EXERCISE OBJECTIVE:
Every line containing "description" should be identified and copied from the data below.

[Component data from apps and pages]
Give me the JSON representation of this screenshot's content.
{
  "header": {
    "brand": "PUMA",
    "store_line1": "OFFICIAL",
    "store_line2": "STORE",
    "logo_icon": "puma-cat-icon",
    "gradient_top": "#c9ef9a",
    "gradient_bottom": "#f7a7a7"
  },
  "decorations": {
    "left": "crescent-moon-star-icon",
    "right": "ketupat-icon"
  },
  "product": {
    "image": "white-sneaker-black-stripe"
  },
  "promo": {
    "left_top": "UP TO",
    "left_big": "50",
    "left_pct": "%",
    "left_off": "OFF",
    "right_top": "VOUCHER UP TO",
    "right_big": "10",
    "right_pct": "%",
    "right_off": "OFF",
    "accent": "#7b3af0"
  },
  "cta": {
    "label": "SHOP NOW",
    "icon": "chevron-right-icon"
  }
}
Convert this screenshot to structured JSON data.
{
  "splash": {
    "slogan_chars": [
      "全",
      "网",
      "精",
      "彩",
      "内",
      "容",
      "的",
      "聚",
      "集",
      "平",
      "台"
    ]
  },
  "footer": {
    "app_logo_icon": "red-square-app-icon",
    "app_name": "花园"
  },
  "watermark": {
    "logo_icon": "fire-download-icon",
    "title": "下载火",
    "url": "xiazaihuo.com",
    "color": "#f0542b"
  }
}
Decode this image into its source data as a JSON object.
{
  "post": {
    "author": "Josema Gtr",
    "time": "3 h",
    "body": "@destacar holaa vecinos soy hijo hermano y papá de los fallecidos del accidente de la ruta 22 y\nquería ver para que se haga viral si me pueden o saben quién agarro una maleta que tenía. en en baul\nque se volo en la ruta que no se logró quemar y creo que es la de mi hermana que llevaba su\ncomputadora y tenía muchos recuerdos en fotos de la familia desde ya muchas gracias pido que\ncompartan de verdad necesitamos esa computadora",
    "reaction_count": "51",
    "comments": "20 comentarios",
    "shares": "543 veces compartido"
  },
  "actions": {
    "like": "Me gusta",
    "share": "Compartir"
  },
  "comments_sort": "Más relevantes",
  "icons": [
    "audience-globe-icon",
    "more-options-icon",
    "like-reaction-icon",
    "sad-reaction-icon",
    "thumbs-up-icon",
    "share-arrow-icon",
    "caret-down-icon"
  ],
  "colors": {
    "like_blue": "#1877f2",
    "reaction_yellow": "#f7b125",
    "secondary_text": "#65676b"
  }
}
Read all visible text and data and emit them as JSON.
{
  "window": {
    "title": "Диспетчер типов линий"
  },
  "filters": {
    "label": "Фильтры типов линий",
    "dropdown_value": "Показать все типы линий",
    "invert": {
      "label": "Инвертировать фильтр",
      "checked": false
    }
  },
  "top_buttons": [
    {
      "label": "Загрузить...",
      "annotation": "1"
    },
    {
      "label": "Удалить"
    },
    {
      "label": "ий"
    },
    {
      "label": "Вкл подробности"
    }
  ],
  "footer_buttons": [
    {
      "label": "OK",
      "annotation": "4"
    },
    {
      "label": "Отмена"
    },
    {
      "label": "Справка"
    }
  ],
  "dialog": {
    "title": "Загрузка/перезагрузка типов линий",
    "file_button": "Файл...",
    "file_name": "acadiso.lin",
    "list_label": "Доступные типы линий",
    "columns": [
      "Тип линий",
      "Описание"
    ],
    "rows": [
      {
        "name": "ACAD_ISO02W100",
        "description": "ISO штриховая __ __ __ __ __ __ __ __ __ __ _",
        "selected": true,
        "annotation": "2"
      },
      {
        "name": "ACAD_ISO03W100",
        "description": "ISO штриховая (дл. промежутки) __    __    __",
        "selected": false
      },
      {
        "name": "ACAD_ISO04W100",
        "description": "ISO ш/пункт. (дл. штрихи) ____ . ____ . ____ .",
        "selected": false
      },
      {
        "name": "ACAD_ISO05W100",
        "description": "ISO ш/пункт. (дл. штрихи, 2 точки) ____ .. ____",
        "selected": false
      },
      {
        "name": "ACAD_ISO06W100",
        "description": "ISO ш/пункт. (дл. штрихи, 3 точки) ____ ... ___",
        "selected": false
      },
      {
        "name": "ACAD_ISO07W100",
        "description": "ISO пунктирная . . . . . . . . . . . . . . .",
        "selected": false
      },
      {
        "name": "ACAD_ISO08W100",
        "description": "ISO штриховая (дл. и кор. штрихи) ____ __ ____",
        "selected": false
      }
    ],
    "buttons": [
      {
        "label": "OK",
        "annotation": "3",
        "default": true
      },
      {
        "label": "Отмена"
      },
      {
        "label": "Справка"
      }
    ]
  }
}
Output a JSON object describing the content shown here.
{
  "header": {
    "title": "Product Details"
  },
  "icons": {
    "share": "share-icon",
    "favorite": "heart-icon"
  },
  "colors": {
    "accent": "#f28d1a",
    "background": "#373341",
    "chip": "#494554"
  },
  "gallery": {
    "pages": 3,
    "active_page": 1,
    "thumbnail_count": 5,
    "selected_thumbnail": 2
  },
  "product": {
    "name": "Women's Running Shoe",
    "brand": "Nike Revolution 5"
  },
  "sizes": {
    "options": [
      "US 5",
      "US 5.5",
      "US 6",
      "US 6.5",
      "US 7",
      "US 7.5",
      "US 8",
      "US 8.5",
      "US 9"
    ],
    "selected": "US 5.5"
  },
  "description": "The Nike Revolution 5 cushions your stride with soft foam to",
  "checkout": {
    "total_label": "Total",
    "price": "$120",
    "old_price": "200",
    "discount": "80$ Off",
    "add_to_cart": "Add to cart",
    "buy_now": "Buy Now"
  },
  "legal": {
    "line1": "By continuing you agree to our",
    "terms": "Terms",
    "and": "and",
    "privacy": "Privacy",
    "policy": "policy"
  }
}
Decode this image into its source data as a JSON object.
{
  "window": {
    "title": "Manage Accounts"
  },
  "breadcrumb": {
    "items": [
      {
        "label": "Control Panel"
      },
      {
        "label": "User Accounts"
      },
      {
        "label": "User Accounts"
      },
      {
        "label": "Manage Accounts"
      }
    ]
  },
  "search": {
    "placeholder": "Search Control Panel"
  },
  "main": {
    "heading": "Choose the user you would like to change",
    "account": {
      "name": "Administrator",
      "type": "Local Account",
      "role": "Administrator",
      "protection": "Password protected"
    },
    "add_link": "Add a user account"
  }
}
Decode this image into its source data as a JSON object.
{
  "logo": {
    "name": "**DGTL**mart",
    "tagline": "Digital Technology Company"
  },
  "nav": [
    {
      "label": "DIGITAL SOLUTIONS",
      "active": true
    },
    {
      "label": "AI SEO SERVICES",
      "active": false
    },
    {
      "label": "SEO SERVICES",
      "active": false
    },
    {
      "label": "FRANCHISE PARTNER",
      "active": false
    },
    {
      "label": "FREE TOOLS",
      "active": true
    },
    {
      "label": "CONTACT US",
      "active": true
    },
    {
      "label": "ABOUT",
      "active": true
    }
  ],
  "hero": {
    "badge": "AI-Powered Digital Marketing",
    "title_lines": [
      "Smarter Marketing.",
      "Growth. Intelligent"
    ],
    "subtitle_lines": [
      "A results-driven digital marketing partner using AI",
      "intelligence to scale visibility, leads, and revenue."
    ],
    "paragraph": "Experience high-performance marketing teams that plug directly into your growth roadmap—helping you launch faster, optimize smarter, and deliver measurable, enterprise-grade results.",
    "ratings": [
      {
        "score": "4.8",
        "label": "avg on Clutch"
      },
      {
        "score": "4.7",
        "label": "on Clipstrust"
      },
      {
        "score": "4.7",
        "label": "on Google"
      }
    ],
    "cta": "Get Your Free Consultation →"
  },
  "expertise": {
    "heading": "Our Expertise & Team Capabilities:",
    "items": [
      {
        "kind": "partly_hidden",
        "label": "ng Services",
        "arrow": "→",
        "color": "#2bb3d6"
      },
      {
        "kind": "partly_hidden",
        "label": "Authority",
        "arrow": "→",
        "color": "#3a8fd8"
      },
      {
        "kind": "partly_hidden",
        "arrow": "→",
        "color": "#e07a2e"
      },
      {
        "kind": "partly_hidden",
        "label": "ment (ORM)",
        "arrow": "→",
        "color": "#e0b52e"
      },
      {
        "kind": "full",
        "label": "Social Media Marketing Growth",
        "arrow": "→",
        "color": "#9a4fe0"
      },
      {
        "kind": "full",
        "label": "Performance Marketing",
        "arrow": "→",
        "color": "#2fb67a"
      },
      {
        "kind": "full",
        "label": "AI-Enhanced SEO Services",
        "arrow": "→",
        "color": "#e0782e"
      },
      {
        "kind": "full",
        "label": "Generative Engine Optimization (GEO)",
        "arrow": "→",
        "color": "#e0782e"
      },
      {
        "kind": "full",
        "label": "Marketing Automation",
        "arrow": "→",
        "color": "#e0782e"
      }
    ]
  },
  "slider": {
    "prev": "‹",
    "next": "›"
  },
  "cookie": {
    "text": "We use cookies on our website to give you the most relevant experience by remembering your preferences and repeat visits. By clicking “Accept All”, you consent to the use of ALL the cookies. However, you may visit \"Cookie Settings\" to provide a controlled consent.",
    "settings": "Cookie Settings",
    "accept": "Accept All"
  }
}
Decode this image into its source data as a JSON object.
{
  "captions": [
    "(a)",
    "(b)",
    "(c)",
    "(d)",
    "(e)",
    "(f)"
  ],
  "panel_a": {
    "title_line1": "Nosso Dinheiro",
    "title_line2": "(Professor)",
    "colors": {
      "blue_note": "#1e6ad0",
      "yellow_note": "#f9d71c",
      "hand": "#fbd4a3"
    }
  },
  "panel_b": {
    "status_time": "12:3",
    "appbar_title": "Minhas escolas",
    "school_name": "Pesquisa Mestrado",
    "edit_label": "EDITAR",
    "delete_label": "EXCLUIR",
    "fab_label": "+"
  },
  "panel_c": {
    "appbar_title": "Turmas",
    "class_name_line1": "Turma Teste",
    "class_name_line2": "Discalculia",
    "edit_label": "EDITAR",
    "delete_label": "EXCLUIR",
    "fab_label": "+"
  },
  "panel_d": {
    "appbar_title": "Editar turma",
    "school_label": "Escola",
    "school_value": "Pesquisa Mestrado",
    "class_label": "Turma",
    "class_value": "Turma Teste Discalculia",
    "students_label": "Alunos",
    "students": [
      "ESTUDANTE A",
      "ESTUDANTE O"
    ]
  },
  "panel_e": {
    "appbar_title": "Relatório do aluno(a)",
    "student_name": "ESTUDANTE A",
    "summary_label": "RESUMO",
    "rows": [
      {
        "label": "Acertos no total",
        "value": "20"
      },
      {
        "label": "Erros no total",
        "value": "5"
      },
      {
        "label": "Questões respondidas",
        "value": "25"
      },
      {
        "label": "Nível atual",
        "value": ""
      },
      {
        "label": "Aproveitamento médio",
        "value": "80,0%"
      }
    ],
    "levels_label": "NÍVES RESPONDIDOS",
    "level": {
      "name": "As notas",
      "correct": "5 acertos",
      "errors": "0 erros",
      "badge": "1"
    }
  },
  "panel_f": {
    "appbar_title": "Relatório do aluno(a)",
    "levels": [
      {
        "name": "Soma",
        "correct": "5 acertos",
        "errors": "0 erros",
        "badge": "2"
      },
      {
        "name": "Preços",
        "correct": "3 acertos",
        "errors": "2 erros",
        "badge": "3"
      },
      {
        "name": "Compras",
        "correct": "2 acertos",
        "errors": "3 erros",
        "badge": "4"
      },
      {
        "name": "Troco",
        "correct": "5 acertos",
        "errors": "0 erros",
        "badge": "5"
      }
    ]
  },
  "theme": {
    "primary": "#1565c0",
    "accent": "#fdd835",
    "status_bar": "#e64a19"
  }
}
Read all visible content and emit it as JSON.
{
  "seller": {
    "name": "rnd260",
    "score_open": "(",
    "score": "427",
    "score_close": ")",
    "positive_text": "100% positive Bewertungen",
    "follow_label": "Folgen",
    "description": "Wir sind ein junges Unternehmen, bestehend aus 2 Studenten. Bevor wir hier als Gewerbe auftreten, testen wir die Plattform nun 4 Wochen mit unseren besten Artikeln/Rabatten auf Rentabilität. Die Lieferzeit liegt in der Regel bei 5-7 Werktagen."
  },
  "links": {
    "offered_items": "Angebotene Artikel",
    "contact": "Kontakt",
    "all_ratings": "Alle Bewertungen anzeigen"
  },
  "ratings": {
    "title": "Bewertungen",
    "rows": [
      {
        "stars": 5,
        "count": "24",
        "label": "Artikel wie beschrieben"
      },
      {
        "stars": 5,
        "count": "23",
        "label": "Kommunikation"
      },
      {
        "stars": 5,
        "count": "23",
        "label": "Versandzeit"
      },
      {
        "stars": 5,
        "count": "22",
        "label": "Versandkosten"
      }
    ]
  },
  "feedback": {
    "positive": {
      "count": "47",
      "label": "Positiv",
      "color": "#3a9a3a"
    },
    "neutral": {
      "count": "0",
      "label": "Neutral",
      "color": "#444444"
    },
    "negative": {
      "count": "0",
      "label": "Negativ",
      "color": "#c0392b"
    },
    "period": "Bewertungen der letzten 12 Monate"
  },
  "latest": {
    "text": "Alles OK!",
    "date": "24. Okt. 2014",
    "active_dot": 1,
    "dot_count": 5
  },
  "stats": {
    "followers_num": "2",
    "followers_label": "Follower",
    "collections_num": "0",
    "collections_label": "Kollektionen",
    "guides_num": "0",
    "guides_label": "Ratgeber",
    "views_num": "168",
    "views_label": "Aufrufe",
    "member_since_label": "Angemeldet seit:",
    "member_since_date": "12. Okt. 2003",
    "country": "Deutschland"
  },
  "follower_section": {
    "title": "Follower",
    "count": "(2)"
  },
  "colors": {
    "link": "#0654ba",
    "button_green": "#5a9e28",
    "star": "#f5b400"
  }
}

ANSWER TO THIS EXERCISE:
        "description": "ISO штриховая __ __ __ __ __ __ __ __ __ __ _",
        "description": "ISO штриховая (дл. промежутки) __    __    __",
        "description": "ISO ш/пункт. (дл. штрихи) ____ . ____ . ____ .",
        "description": "ISO ш/пункт. (дл. штрихи, 2 точки) ____ .. ____",
        "description": "ISO ш/пункт. (дл. штрихи, 3 точки) ____ ... ___",
        "description": "ISO пунктирная . . . . . . . . . . . . . . .",
        "description": "ISO штриховая (дл. и кор. штрихи) ____ __ ____",
  "description": "The Nike Revolution 5 cushions your stride with soft foam to",
    "description": "Wir sind ein junges Unternehmen, bestehend aus 2 Studenten. Bevor wir hier als Gewerbe auftreten, testen wir die Plattform nun 4 Wochen mit unseren besten Artikeln/Rabatten auf Rentabilität. Die Lieferzeit liegt in der Regel bei 5-7 Werktagen."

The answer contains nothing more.